- **Exercise goal**
Look through the entries below and show every line containing the word "that".

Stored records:
• • • •

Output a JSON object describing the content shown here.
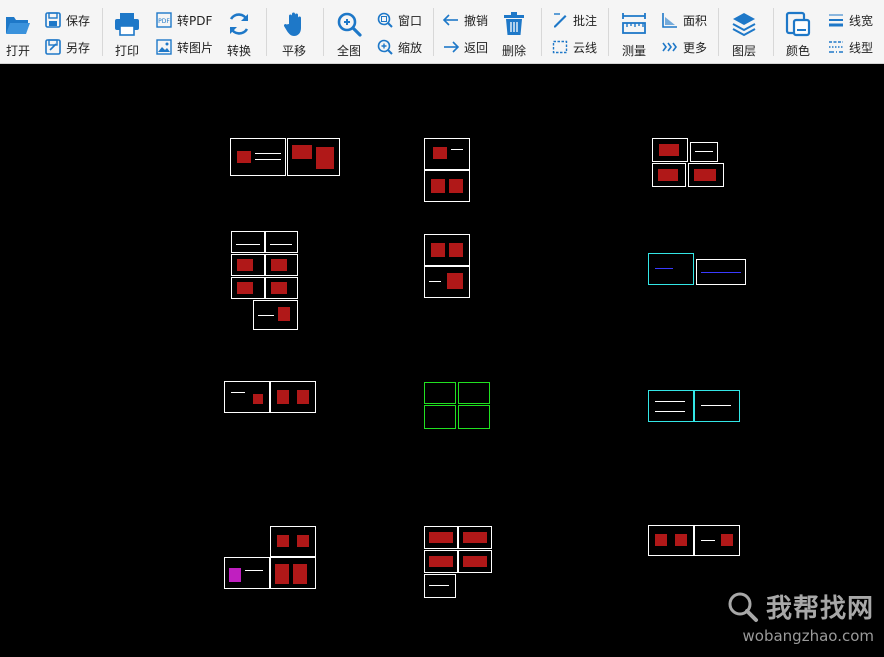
{
  "toolbar": {
    "open": "打开",
    "save": "保存",
    "save_as": "另存",
    "print": "打印",
    "to_pdf": "转PDF",
    "to_image": "转图片",
    "convert": "转换",
    "pan": "平移",
    "full_view": "全图",
    "window": "窗口",
    "zoom": "缩放",
    "undo": "撤销",
    "back": "返回",
    "delete": "删除",
    "annotate": "批注",
    "cloud_line": "云线",
    "measure": "测量",
    "area": "面积",
    "more": "更多",
    "layers": "图层",
    "color": "颜色",
    "line_width": "线宽",
    "line_type": "线型"
  },
  "colors": {
    "icon_blue": "#1e78c8",
    "sheet_border": "#ffffff",
    "block_red": "#b01818",
    "green_layer": "#21e021",
    "cyan_layer": "#33e6e6"
  },
  "watermark": {
    "text": "我帮找网",
    "url": "wobangzhao.com"
  }
}
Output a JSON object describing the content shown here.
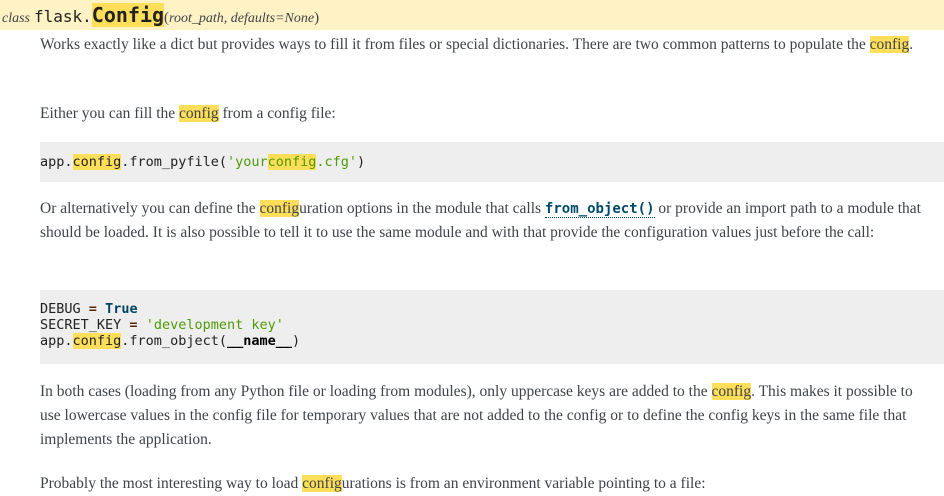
{
  "signature": {
    "keyword": "class",
    "module": "flask.",
    "name": "Config",
    "open_paren": "(",
    "params": "root_path, defaults=None",
    "close_paren": ")"
  },
  "para1": {
    "text_a": "Works exactly like a dict but provides ways to fill it from files or special dictionaries. There are two common patterns to populate the ",
    "hl": "config",
    "text_b": "."
  },
  "para2": {
    "text_a": "Either you can fill the ",
    "hl": "config",
    "text_b": " from a config file:"
  },
  "code1": {
    "a": "app.",
    "hl1": "config",
    "b": ".from_pyfile(",
    "str_a": "'your",
    "hl2": "config",
    "str_b": ".cfg'",
    "c": ")"
  },
  "para3": {
    "text_a": "Or alternatively you can define the ",
    "hl": "config",
    "text_b": "uration options in the module that calls ",
    "link": "from_object()",
    "text_c": " or provide an import path to a module that should be loaded. It is also possible to tell it to use the same module and with that provide the configuration values just before the call:"
  },
  "code2": {
    "l1_a": "DEBUG ",
    "l1_op": "=",
    "l1_sp": " ",
    "l1_kw": "True",
    "l2_a": "SECRET_KEY ",
    "l2_op": "=",
    "l2_sp": " ",
    "l2_str": "'development key'",
    "l3_a": "app.",
    "l3_hl": "config",
    "l3_b": ".from_object(",
    "l3_bi": "__name__",
    "l3_c": ")"
  },
  "para4": {
    "text_a": "In both cases (loading from any Python file or loading from modules), only uppercase keys are added to the ",
    "hl": "config",
    "text_b": ". This makes it possible to use lowercase values in the config file for temporary values that are not added to the config or to define the config keys in the same file that implements the application."
  },
  "para5": {
    "text_a": "Probably the most interesting way to load ",
    "hl": "config",
    "text_b": "urations is from an environment variable pointing to a file:"
  }
}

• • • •

- **Task solution**
    "text_b": "uration options in the module that calls ",
    "text_c": " or provide an import path to a module that should be loaded. It is also possible to tell it to use the same module and with that provide the configuration values just before the call:"
    "text_b": ". This makes it possible to use lowercase values in the config file for temporary values that are not added to the config or to define the config keys in the same file that implements the application."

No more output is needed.